The terms have not yet been publicly disclosed, but are said to be surprisingly generous, and favor the writers. It has been suggested that their major demands have all been met, including improved residual payments on streaming services, an increased number of writers employed on shows and, most importantly for many both financially and artistically, a curb on the way in which AI might be used to generate scripts and screenplays. The cynical might argue, after having watched the likes of The Flash, that a computer program could scarcely do a worse job than a human writer.
At first glance, this suggests that business as usual can resume. While the agreement still needs to be ratified by the various branches of the WGA, once a deal is reached, then writers will be able to get back to work, and the most obvious result of this will be that such popular shows as Saturday Night Live, which would be nothing without its writers, will be able to recommence broadcasting in the next few weeks, albeit with a more limited range of guest stars and hosts than they might have previously been able to draw upon. And, looking to the long term, studios will once again be able to develop projects that have been in the deep freeze for the past 146 days: the big-name likes of Christopher Nolan, who announced that they would not be working on any screenplays during the WGA strike, will now be able to begin writing once more.
There is, though, one apparently insurmountable problem that the industry still faces, and that is the actors’ strike, which began two months ago and shows no immediate signs of being resolved. Although many of the issues at its heart are the same, such as a demand for increased residuals and a concern about AI representation, the crucial difference is that without actors — or “cattle” as Alfred Hitchcock contemptuously described them — the entire film and television industry grinds to a close. Whether it’s the postponed release of such eagerly awaited films as Dune 2, or a simple inability to continue production on what should have been next year’s blockbusters, including Gladiator 2, Wicked and the final Mission: Impossible picture, there is the undeniable issue that, before long, there will be no new films left to release.
Nor will the situation be alleviated when the actors’ strike is resolved, whatever terms are agreed with the studios. While most major stars remain committed to the projects that they were filming before the strike, beneath-the-line contributors, ranging from visual effects technicians to editors and composers, will find themselves torn between projects that they have signed up to. This will mean that either the release of high-profile films is delayed for months, even years — 2025 will be busy — or the post-production period will be so rushed and shoddy that the results will be laughably bad. If you thought that the CGI in the latest Ant-Man film, to name a notable offender, was sub-par, then you ain’t seen nothing yet.
The arrangement that the WGA has come to with the studios is broadly welcome, not least because it seems as if David has, for once, overcome Goliath. It is hard, also, for anyone not to be on their side when it comes to livelihoods being threatened by the unstoppable rise of technology.

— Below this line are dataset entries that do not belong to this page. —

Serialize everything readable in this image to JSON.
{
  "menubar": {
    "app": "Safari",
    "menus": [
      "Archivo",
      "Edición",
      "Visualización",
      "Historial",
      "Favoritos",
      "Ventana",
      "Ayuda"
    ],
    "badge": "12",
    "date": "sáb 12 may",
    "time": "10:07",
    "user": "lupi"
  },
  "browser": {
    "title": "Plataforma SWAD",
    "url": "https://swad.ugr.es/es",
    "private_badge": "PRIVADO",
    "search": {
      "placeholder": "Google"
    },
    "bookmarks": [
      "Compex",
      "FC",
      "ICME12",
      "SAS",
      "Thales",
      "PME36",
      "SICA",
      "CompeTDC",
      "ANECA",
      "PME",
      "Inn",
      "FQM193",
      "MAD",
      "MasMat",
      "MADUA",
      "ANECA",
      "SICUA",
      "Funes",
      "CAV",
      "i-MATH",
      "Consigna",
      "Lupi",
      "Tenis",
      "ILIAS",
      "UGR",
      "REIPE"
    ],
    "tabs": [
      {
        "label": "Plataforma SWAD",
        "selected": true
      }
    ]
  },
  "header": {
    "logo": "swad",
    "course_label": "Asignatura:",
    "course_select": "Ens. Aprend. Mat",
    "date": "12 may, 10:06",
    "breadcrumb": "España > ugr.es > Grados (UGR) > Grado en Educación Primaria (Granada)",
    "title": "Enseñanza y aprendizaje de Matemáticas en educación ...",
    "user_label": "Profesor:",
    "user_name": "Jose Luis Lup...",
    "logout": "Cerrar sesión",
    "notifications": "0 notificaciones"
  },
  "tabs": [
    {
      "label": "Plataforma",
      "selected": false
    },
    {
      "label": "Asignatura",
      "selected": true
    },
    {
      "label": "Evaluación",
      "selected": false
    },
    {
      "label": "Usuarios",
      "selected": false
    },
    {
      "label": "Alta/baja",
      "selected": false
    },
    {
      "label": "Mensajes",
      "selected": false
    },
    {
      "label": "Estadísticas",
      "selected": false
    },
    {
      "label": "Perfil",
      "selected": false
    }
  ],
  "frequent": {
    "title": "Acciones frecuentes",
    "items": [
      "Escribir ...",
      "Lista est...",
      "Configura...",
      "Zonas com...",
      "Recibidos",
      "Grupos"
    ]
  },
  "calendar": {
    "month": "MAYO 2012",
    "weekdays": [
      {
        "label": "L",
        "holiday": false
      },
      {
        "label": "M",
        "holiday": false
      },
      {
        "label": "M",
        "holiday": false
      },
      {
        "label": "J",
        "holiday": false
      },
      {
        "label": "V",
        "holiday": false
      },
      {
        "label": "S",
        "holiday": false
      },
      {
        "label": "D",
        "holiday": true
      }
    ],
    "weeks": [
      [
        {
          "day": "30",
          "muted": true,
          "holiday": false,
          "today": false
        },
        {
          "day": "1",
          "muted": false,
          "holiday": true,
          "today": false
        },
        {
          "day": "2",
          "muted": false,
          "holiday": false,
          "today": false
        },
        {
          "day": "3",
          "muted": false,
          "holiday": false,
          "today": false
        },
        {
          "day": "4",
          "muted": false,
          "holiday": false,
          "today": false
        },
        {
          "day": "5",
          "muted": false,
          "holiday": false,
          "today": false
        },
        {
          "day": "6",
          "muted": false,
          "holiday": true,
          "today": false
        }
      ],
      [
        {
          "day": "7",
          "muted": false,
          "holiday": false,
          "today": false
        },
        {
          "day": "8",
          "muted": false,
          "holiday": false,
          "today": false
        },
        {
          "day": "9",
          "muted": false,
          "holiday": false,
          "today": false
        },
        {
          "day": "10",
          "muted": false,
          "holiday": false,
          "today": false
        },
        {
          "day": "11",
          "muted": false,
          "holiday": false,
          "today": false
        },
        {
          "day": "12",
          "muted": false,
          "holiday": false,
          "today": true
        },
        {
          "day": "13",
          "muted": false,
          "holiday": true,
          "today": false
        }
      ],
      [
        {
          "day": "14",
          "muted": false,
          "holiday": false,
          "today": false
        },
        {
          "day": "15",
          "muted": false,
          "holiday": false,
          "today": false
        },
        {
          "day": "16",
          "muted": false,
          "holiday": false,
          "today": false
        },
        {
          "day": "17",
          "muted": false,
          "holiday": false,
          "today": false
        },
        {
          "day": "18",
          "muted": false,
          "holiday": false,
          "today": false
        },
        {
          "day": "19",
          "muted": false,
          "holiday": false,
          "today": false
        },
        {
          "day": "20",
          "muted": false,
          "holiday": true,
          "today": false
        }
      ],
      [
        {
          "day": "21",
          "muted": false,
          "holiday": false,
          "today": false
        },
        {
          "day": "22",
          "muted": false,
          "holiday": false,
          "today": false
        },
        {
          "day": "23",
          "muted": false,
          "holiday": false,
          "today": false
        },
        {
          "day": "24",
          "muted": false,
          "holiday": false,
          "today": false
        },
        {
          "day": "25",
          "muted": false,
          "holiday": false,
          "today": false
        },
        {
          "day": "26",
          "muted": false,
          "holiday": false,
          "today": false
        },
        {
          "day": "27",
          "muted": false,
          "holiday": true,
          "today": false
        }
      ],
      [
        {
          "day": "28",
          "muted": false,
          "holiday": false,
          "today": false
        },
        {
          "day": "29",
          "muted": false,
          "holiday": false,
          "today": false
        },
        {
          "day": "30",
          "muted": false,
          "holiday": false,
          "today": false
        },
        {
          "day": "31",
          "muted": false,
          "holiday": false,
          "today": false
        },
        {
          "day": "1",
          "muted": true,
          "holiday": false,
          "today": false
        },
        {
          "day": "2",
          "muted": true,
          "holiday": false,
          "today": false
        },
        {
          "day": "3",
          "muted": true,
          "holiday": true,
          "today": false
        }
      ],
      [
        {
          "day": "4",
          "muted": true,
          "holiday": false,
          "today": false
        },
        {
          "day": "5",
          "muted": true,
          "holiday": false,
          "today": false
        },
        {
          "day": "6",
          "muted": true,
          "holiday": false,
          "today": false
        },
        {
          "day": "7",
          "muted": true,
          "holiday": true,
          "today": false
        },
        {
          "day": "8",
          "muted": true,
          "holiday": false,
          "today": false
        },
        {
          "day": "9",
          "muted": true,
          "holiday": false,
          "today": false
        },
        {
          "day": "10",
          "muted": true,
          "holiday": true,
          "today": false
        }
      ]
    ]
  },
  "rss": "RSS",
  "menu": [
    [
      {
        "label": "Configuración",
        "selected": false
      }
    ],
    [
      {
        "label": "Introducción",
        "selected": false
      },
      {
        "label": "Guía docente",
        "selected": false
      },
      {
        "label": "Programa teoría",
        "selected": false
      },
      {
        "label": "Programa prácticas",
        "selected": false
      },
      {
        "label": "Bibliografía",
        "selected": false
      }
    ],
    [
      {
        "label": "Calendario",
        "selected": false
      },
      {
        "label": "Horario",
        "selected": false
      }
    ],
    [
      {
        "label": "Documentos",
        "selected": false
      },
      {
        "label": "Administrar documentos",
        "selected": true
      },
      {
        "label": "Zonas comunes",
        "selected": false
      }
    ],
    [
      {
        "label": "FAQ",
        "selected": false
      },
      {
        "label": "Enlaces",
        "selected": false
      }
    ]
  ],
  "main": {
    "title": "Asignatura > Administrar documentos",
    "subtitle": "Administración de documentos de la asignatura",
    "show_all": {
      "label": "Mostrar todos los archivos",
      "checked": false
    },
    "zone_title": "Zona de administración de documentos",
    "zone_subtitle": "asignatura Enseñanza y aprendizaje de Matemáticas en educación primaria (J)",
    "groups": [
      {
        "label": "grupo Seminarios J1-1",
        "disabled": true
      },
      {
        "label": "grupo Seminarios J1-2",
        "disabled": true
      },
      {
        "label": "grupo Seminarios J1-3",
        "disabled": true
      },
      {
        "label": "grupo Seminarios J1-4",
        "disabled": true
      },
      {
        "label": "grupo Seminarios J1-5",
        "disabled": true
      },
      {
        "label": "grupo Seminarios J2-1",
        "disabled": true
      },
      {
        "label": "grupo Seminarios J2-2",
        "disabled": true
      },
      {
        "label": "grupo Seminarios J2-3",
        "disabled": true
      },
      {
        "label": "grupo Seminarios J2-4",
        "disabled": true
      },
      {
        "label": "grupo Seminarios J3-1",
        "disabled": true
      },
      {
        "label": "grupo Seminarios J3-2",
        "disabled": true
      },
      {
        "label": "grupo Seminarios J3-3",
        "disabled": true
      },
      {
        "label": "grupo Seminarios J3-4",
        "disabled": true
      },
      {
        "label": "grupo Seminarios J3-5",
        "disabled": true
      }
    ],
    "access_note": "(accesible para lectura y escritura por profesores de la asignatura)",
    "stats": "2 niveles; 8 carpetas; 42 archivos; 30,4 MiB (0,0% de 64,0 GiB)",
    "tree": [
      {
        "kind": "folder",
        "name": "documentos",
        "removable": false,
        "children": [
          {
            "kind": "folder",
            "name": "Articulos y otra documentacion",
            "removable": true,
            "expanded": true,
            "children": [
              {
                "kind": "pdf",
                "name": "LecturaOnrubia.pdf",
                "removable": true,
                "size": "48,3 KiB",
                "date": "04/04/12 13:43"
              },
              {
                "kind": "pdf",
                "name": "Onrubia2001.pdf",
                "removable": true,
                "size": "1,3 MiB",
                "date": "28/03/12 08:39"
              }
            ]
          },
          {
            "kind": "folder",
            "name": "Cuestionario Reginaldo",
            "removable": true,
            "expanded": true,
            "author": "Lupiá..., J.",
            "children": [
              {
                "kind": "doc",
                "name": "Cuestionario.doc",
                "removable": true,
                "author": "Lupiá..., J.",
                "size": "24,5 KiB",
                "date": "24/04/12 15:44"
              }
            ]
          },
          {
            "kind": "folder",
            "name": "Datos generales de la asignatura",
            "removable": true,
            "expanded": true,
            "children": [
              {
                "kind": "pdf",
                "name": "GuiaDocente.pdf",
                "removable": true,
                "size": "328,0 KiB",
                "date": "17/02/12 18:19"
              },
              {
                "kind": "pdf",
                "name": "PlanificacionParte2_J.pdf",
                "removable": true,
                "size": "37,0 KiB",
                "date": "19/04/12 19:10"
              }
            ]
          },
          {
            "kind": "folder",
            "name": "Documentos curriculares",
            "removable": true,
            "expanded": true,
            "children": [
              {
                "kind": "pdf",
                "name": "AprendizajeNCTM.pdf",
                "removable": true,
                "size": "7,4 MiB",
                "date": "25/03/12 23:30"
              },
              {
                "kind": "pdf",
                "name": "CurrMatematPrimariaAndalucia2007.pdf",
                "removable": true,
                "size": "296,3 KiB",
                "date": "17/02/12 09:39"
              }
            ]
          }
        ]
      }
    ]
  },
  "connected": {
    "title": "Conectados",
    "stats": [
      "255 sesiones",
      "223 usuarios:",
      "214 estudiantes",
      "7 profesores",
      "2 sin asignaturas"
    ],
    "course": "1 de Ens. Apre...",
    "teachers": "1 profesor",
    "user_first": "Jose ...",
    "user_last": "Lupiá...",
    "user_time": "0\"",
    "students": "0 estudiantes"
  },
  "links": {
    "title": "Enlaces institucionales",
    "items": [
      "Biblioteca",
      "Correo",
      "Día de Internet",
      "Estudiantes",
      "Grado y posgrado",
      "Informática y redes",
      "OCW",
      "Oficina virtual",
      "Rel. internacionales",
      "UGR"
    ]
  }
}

But for anyone who loves cinema, and is fearful that the industry is threatened by a gradual slide into obsolescence and irrelevance, this is a warning that this matter is a very long way away from being resolved.